This time last year, Caro and I decided to embark for a week in Cairo, Egypt. Luckily, a friend of a friend shared the city with us- as he showed us all of the local gigs that I honestly felt I wouldn’t have seen otherwise. Upon arrival, we taxied to our hotel on Zamalak, the island in the Nile (sort of like Ile de la Cité, in Paris) to settle in and start our wandering.
We went with no real plans, and just high hopes of stumbling upon treasures in the souqs and doing the traditional horseride around the Giza pyramids. Boy were we in for a treat! Our first night we were picked up by some friends for a boat ride on the Nile, which was absolutely stunning and the perfect time to see the city lights of Cairo with some Sakara & Stella Egyptian beers.
The next day we decided to walk up to the city centre, which was quite the spectacle: to white girls with big Nikon cameras and Ray Bans ready to go! Little did we realize it’s almost nothing to taxi around, and it saves from some of the whistling, ha! As we snapped photos of graffiti, buildings, and storefronts, we discovered Downtown Cairo and Tahrir Square as well as the Cairo Museum, where many of the mummies are stored (you can’t bring your camera inside…literally… not even in your bag so heads up- but they provide free lockers just in case you do have one!) We then wandered back for a rest before roaming Zamalek a bit and our temporary little neighborhood. We had a glass of Omar Khayyam red wine at L’Aubergine, a cute hole-in-the-wall restaurant nearby.
The days flew by, and we managed to go back and forth from Khan Khalili- the famous souqs to find treasures. You can get lost in there, and you find many just about anything: bags, leather goods, jewelry, antiques… on and on and one. One of the best jewelers that our friend Omar took us to was in the depths at Mohamed Amin, where we found beautiful silver rings for really cheap (oh yeah, did I mentioned everything in Cairo is dirt cheap??)
We were also exposed in Khan Khalili to the varieties of Egyptian Cuisine such as stuffed pigeon (which you can try locally with some green tea & hookah at a café/resto called “Fishary” in the Khan Khalili Souqs, ….if you can find it :) ). However, the MUST TRY Egyptian meals remain to be: Koshari (the national dish they say, which is a mixture of lentils, macaroni and rice with lovely sauces and such… it is divine), Baba Ghanouj (mashed eggplant with seasonings), Ful Medames (mashed fava beans and olive oil, mixed with parsley, garlic, and lemon juice) and of course loads of pita bread with a lovely glass of the famous Egyptian lemonade.
A note on the traditional sightseeing & must-see’s:

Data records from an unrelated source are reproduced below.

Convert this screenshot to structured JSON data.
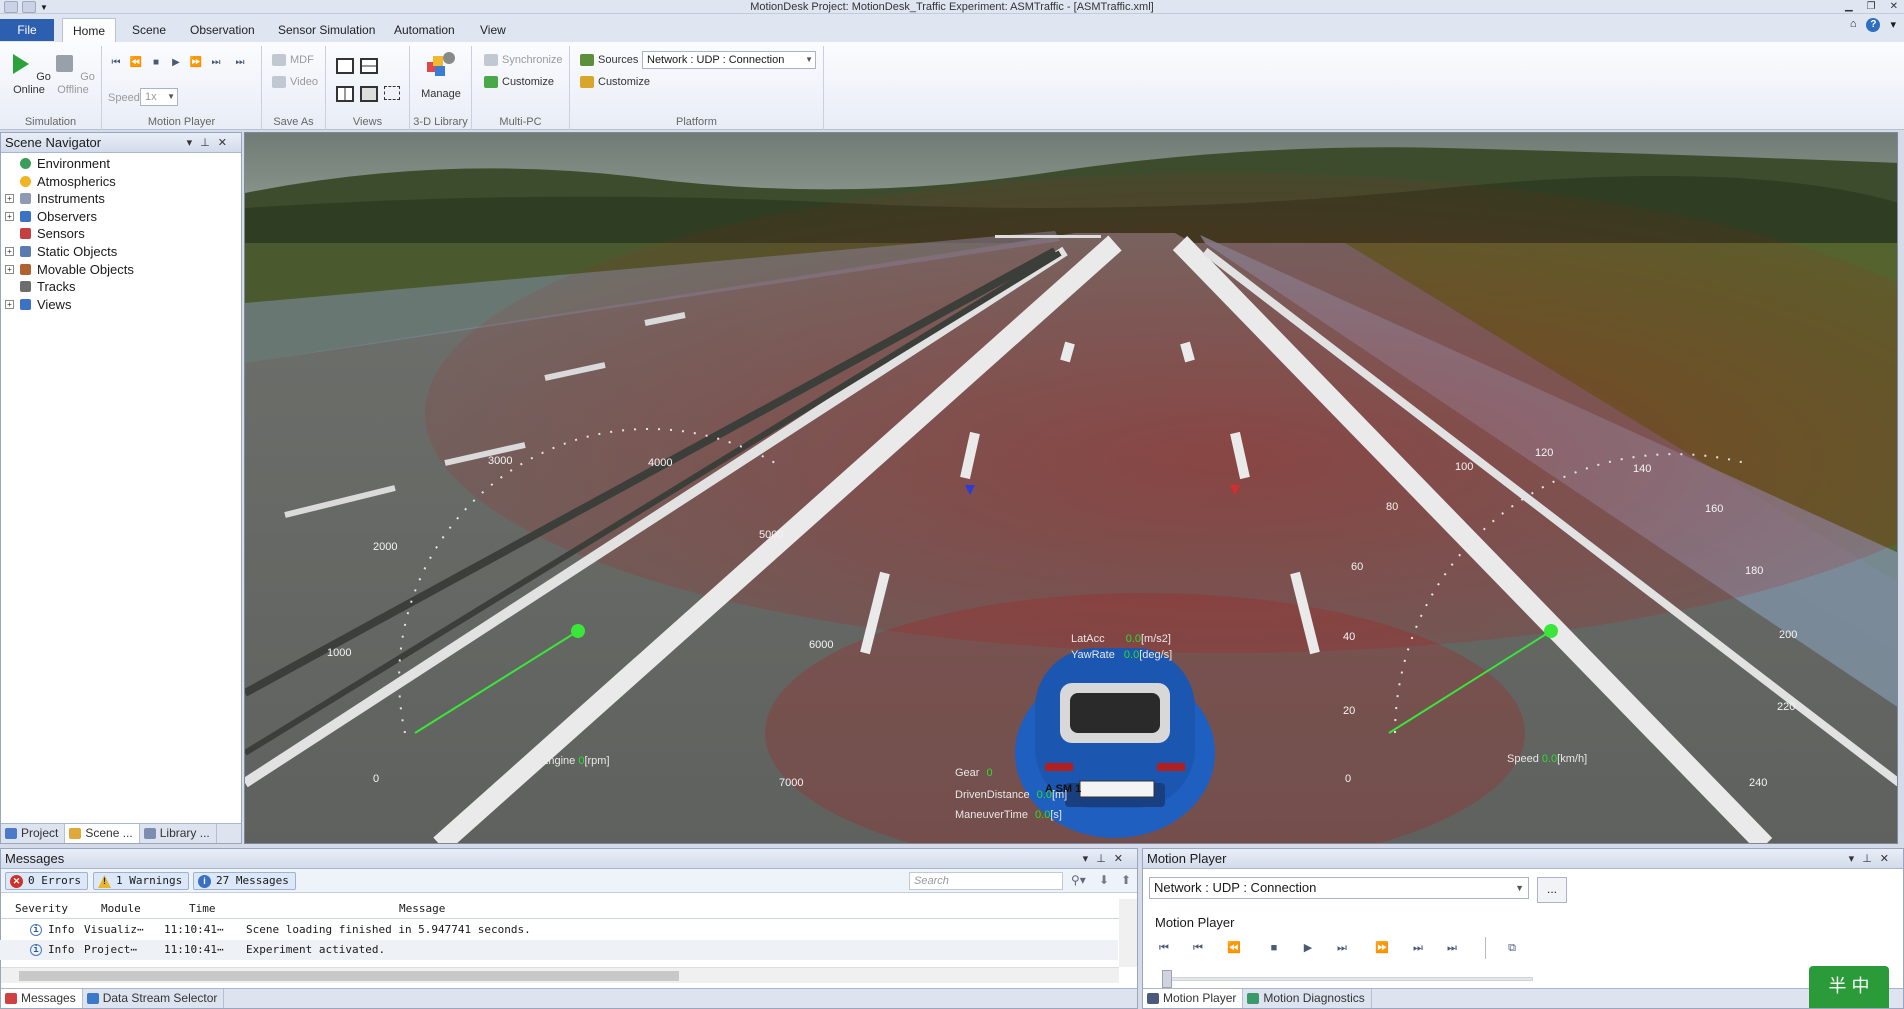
{
  "window": {
    "title": "MotionDesk  Project: MotionDesk_Traffic  Experiment: ASMTraffic - [ASMTraffic.xml]"
  },
  "ribbon": {
    "tabs": [
      {
        "label": "File"
      },
      {
        "label": "Home"
      },
      {
        "label": "Scene"
      },
      {
        "label": "Observation"
      },
      {
        "label": "Sensor Simulation"
      },
      {
        "label": "Automation"
      },
      {
        "label": "View"
      }
    ],
    "active_tab": "Home",
    "groups": {
      "simulation": {
        "label": "Simulation",
        "go_online": "Go Online",
        "go_offline": "Go Offline"
      },
      "motion_player": {
        "label": "Motion Player",
        "speed_label": "Speed",
        "speed_value": "1x"
      },
      "save_as": {
        "label": "Save As",
        "mdf": "MDF",
        "video": "Video"
      },
      "views": {
        "label": "Views"
      },
      "library": {
        "label": "3-D Library",
        "manage": "Manage"
      },
      "multipc": {
        "label": "Multi-PC",
        "synchronize": "Synchronize",
        "customize": "Customize"
      },
      "platform": {
        "label": "Platform",
        "sources": "Sources",
        "connection": "Network : UDP : Connection",
        "customize": "Customize"
      }
    }
  },
  "scene_navigator": {
    "title": "Scene Navigator",
    "items": [
      {
        "label": "Environment",
        "expandable": false
      },
      {
        "label": "Atmospherics",
        "expandable": false
      },
      {
        "label": "Instruments",
        "expandable": true
      },
      {
        "label": "Observers",
        "expandable": true
      },
      {
        "label": "Sensors",
        "expandable": false
      },
      {
        "label": "Static Objects",
        "expandable": true
      },
      {
        "label": "Movable Objects",
        "expandable": true
      },
      {
        "label": "Tracks",
        "expandable": false
      },
      {
        "label": "Views",
        "expandable": true
      }
    ],
    "bottom_tabs": [
      {
        "label": "Project"
      },
      {
        "label": "Scene ..."
      },
      {
        "label": "Library ..."
      }
    ]
  },
  "viewport": {
    "rpm_gauge": {
      "ticks": [
        "0",
        "1000",
        "2000",
        "3000",
        "4000",
        "5000",
        "6000",
        "7000"
      ],
      "label": "Engine",
      "value": "0",
      "unit": "[rpm]"
    },
    "speed_gauge": {
      "ticks": [
        "0",
        "20",
        "40",
        "60",
        "80",
        "100",
        "120",
        "140",
        "160",
        "180",
        "200",
        "220",
        "240"
      ],
      "label": "Speed",
      "value": "0.0",
      "unit": "[km/h]"
    },
    "hud": {
      "lat_acc": {
        "label": "LatAcc",
        "value": "0.0",
        "unit": "[m/s2]"
      },
      "yaw_rate": {
        "label": "YawRate",
        "value": "0.0",
        "unit": "[deg/s]"
      },
      "gear": {
        "label": "Gear",
        "value": "0"
      },
      "driven_distance": {
        "label": "DrivenDistance",
        "value": "0.0",
        "unit": "[m]"
      },
      "maneuver_time": {
        "label": "ManeuverTime",
        "value": "0.0",
        "unit": "[s]"
      }
    },
    "license_plate": "A SM 1",
    "colors": {
      "car": "#1f5fc0",
      "gauge_needle": "#39e639",
      "sensor_zone": "#b01818"
    }
  },
  "messages": {
    "title": "Messages",
    "filters": {
      "errors": "0 Errors",
      "warnings": "1 Warnings",
      "messages": "27 Messages"
    },
    "search_placeholder": "Search",
    "columns": [
      "Severity",
      "Module",
      "Time",
      "Message"
    ],
    "rows": [
      {
        "severity": "Info",
        "module": "Visualiz⋯",
        "time": "11:10:41⋯",
        "message": "Scene loading finished in 5.947741 seconds."
      },
      {
        "severity": "Info",
        "module": "Project⋯",
        "time": "11:10:41⋯",
        "message": "Experiment activated."
      }
    ],
    "bottom_tabs": [
      {
        "label": "Messages"
      },
      {
        "label": "Data Stream Selector"
      }
    ]
  },
  "motion_player_panel": {
    "title": "Motion Player",
    "connection": "Network : UDP : Connection",
    "more_label": "...",
    "inner_title": "Motion Player",
    "bottom_tabs": [
      {
        "label": "Motion Player"
      },
      {
        "label": "Motion Diagnostics"
      }
    ]
  },
  "ime": {
    "label": "半 中"
  }
}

To start off, naturally: the Giza Pyrimids. We were spoiled to go with our new friends who are locals, because they definitely hassled the homeboys and Giza to give us good prices and not rip us off— plus, they are a bit of a drive over from central Cairo (some hotels offer shuttles or day trips- definitely take advantage, it’s easy to get ripped off on taxi rides to Giza). We took the horse ride around the Giza pyramids with a young Bedouin boy who also so nicely took photos of us pretending to hold the pyramids and all that jazz. I mean, we couldn’t got here and NOT do that.

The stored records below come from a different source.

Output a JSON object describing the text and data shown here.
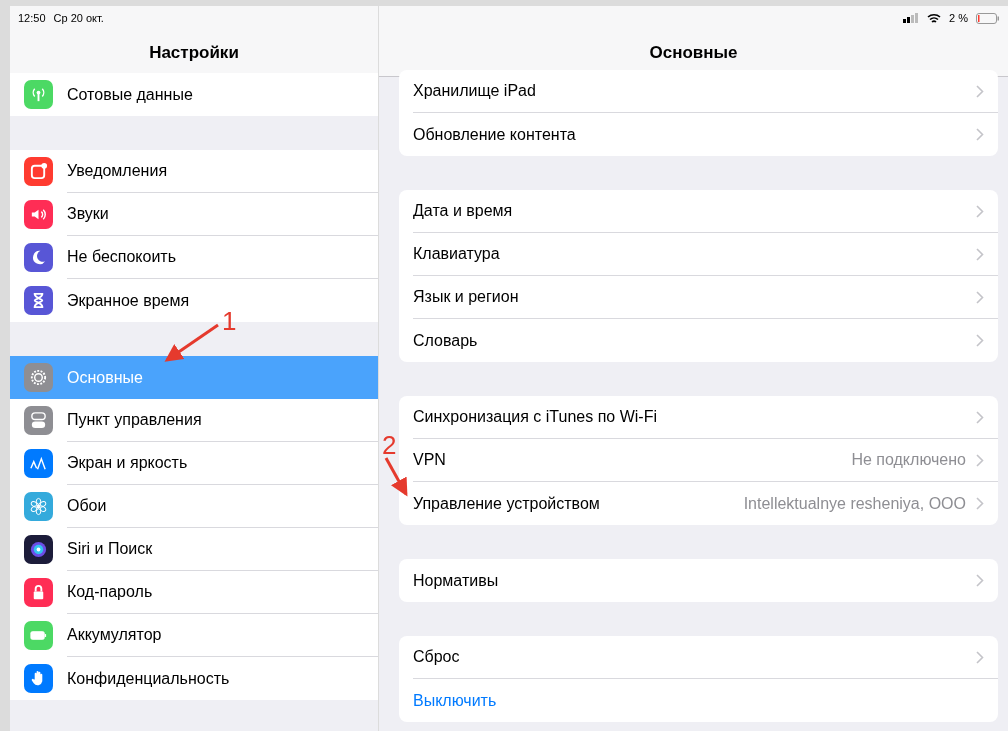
{
  "status_bar": {
    "time": "12:50",
    "date": "Ср 20 окт.",
    "battery": "2 %"
  },
  "sidebar": {
    "title": "Настройки",
    "groups": [
      [
        {
          "label": "Сотовые данные",
          "kind": "antenna",
          "color": "#4cd964",
          "selected": false
        }
      ],
      [
        {
          "label": "Уведомления",
          "kind": "notifications",
          "color": "#ff3b30",
          "selected": false
        },
        {
          "label": "Звуки",
          "kind": "speaker",
          "color": "#ff2d55",
          "selected": false
        },
        {
          "label": "Не беспокоить",
          "kind": "moon",
          "color": "#5856d6",
          "selected": false
        },
        {
          "label": "Экранное время",
          "kind": "hourglass",
          "color": "#5856d6",
          "selected": false
        }
      ],
      [
        {
          "label": "Основные",
          "kind": "gear",
          "color": "#8e8e93",
          "selected": true
        },
        {
          "label": "Пункт управления",
          "kind": "toggles",
          "color": "#8e8e93",
          "selected": false
        },
        {
          "label": "Экран и яркость",
          "kind": "text-size",
          "color": "#007aff",
          "selected": false
        },
        {
          "label": "Обои",
          "kind": "flower",
          "color": "#34aadc",
          "selected": false
        },
        {
          "label": "Siri и Поиск",
          "kind": "siri",
          "color": "#1c1c3a",
          "selected": false
        },
        {
          "label": "Код-пароль",
          "kind": "lock",
          "color": "#ff2d55",
          "selected": false
        },
        {
          "label": "Аккумулятор",
          "kind": "battery",
          "color": "#4cd964",
          "selected": false
        },
        {
          "label": "Конфиденциальность",
          "kind": "hand",
          "color": "#007aff",
          "selected": false
        }
      ]
    ]
  },
  "detail": {
    "title": "Основные",
    "groups": [
      [
        {
          "label": "Хранилище iPad",
          "kind": "nav"
        },
        {
          "label": "Обновление контента",
          "kind": "nav"
        }
      ],
      [
        {
          "label": "Дата и время",
          "kind": "nav"
        },
        {
          "label": "Клавиатура",
          "kind": "nav"
        },
        {
          "label": "Язык и регион",
          "kind": "nav"
        },
        {
          "label": "Словарь",
          "kind": "nav"
        }
      ],
      [
        {
          "label": "Синхронизация с iTunes по Wi-Fi",
          "kind": "nav"
        },
        {
          "label": "VPN",
          "kind": "nav",
          "value": "Не подключено"
        },
        {
          "label": "Управление устройством",
          "kind": "nav",
          "value": "Intellektualnye resheniya, OOO"
        }
      ],
      [
        {
          "label": "Нормативы",
          "kind": "nav"
        }
      ],
      [
        {
          "label": "Сброс",
          "kind": "nav"
        },
        {
          "label": "Выключить",
          "kind": "action"
        }
      ]
    ]
  },
  "annotations": [
    {
      "label": "1"
    },
    {
      "label": "2"
    }
  ]
}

Back in the center, the view from the top (above) is from the Cairo Tower, which only costs a few bucks to go up to the top, on the south end of the Zamalek island. The views are breathtaking, even when a bit hazy. In terms of mosques, my favorite in Cairo is Mosque Ibn Tulun, which was beautiful, and they were quite nice about letting us in even without headscarves as long as we took off our shoes. Although there are many beautiful small ones that you pass by walking and roaming around. Mosque Aqmar, Abu Dahab, and the Mosque of Muhammed Ali are all worth a peek. Cairo is a mystery and a beautiful maze…no matter how dirty or deserted it may seem, everything has a beauty to it.
Although my notes are not as thorough, all of these sights are must see on your trip to Cairo. Roaming around is half the fun, and if you know some Arabic, don’t be shy and speak with the people. Say ‘shoukran‘ (thank you) all the time, and they’ll love it as you walk in and say ‘marhaba‘ (hello)! Make friends. Drink some Stella and chill out by the Nile, or in a bar with the locals.

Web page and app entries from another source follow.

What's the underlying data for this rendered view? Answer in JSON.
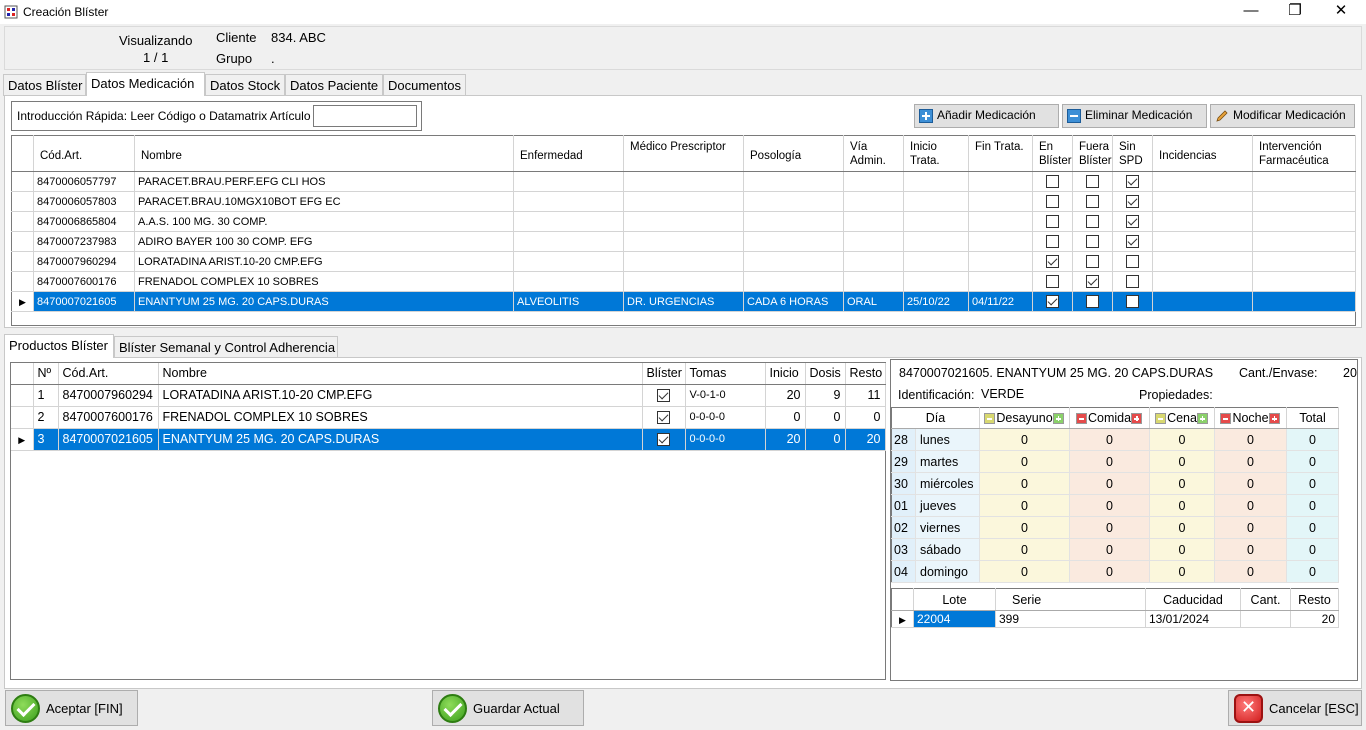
{
  "window": {
    "title": "Creación Blíster"
  },
  "header": {
    "visualizando_label": "Visualizando",
    "visualizando_value": "1 / 1",
    "cliente_label": "Cliente",
    "cliente_value": "834. ABC",
    "grupo_label": "Grupo",
    "grupo_value": "."
  },
  "tabs": [
    "Datos Blíster",
    "Datos Medicación",
    "Datos Stock",
    "Datos Paciente",
    "Documentos"
  ],
  "quick": {
    "label": "Introducción Rápida: Leer Código o Datamatrix Artículo",
    "value": ""
  },
  "buttons": {
    "add": "Añadir Medicación",
    "delete": "Eliminar Medicación",
    "modify": "Modificar Medicación"
  },
  "medgrid": {
    "columns": [
      "Cód.Art.",
      "Nombre",
      "Enfermedad",
      "Médico Prescriptor",
      "Posología",
      "Vía Admin.",
      "Inicio Trata.",
      "Fin Trata.",
      "En Blíster",
      "Fuera Blíster",
      "Sin SPD",
      "Incidencias",
      "Intervención Farmacéutica"
    ],
    "rows": [
      {
        "cod": "8470006057797",
        "nombre": "PARACET.BRAU.PERF.EFG CLI HOS",
        "enf": "",
        "med": "",
        "pos": "",
        "via": "",
        "ini": "",
        "fin": "",
        "en": false,
        "fuera": false,
        "sin": true
      },
      {
        "cod": "8470006057803",
        "nombre": "PARACET.BRAU.10MGX10BOT EFG EC",
        "enf": "",
        "med": "",
        "pos": "",
        "via": "",
        "ini": "",
        "fin": "",
        "en": false,
        "fuera": false,
        "sin": true
      },
      {
        "cod": "8470006865804",
        "nombre": "A.A.S. 100 MG. 30 COMP.",
        "enf": "",
        "med": "",
        "pos": "",
        "via": "",
        "ini": "",
        "fin": "",
        "en": false,
        "fuera": false,
        "sin": true
      },
      {
        "cod": "8470007237983",
        "nombre": "ADIRO BAYER 100 30 COMP. EFG",
        "enf": "",
        "med": "",
        "pos": "",
        "via": "",
        "ini": "",
        "fin": "",
        "en": false,
        "fuera": false,
        "sin": true
      },
      {
        "cod": "8470007960294",
        "nombre": "LORATADINA ARIST.10-20 CMP.EFG",
        "enf": "",
        "med": "",
        "pos": "",
        "via": "",
        "ini": "",
        "fin": "",
        "en": true,
        "fuera": false,
        "sin": false
      },
      {
        "cod": "8470007600176",
        "nombre": "FRENADOL COMPLEX 10 SOBRES",
        "enf": "",
        "med": "",
        "pos": "",
        "via": "",
        "ini": "",
        "fin": "",
        "en": false,
        "fuera": true,
        "sin": false
      },
      {
        "cod": "8470007021605",
        "nombre": "ENANTYUM  25 MG. 20 CAPS.DURAS",
        "enf": "ALVEOLITIS",
        "med": "DR. URGENCIAS",
        "pos": "CADA 6 HORAS",
        "via": "ORAL",
        "ini": "25/10/22",
        "fin": "04/11/22",
        "en": true,
        "fuera": false,
        "sin": false
      }
    ]
  },
  "bottom_tabs": [
    "Productos Blíster",
    "Blíster Semanal y Control Adherencia"
  ],
  "prodgrid": {
    "columns": [
      "Nº",
      "Cód.Art.",
      "Nombre",
      "Blíster",
      "Tomas",
      "Inicio",
      "Dosis",
      "Resto"
    ],
    "rows": [
      {
        "n": "1",
        "cod": "8470007960294",
        "nombre": "LORATADINA ARIST.10-20 CMP.EFG",
        "blister": true,
        "tomas": "V-0-1-0",
        "inicio": "20",
        "dosis": "9",
        "resto": "11"
      },
      {
        "n": "2",
        "cod": "8470007600176",
        "nombre": "FRENADOL COMPLEX 10 SOBRES",
        "blister": true,
        "tomas": "0-0-0-0",
        "inicio": "0",
        "dosis": "0",
        "resto": "0"
      },
      {
        "n": "3",
        "cod": "8470007021605",
        "nombre": "ENANTYUM  25 MG. 20 CAPS.DURAS",
        "blister": true,
        "tomas": "0-0-0-0",
        "inicio": "20",
        "dosis": "0",
        "resto": "20"
      }
    ]
  },
  "detail": {
    "product": "8470007021605. ENANTYUM  25 MG. 20 CAPS.DURAS",
    "cant_label": "Cant./Envase:",
    "cant_value": "20",
    "ident_label": "Identificación:",
    "ident_value": "VERDE",
    "props_label": "Propiedades:"
  },
  "schedule": {
    "columns": [
      "Día",
      "Desayuno",
      "Comida",
      "Cena",
      "Noche",
      "Total"
    ],
    "rows": [
      {
        "num": "28",
        "day": "lunes",
        "v": [
          "0",
          "0",
          "0",
          "0",
          "0"
        ]
      },
      {
        "num": "29",
        "day": "martes",
        "v": [
          "0",
          "0",
          "0",
          "0",
          "0"
        ]
      },
      {
        "num": "30",
        "day": "miércoles",
        "v": [
          "0",
          "0",
          "0",
          "0",
          "0"
        ]
      },
      {
        "num": "01",
        "day": "jueves",
        "v": [
          "0",
          "0",
          "0",
          "0",
          "0"
        ]
      },
      {
        "num": "02",
        "day": "viernes",
        "v": [
          "0",
          "0",
          "0",
          "0",
          "0"
        ]
      },
      {
        "num": "03",
        "day": "sábado",
        "v": [
          "0",
          "0",
          "0",
          "0",
          "0"
        ]
      },
      {
        "num": "04",
        "day": "domingo",
        "v": [
          "0",
          "0",
          "0",
          "0",
          "0"
        ]
      }
    ]
  },
  "lots": {
    "columns": [
      "Lote",
      "Serie",
      "Caducidad",
      "Cant.",
      "Resto"
    ],
    "rows": [
      {
        "lote": "22004",
        "serie": "399",
        "cad": "13/01/2024",
        "cant": "",
        "resto": "20"
      }
    ]
  },
  "footer": {
    "accept": "Aceptar [FIN]",
    "save": "Guardar Actual",
    "cancel": "Cancelar [ESC]"
  }
}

It’s beautiful, in so many ways.
To Omar, Ziad, Mina & the boys: we miss you dearly! Can’t wait until next time.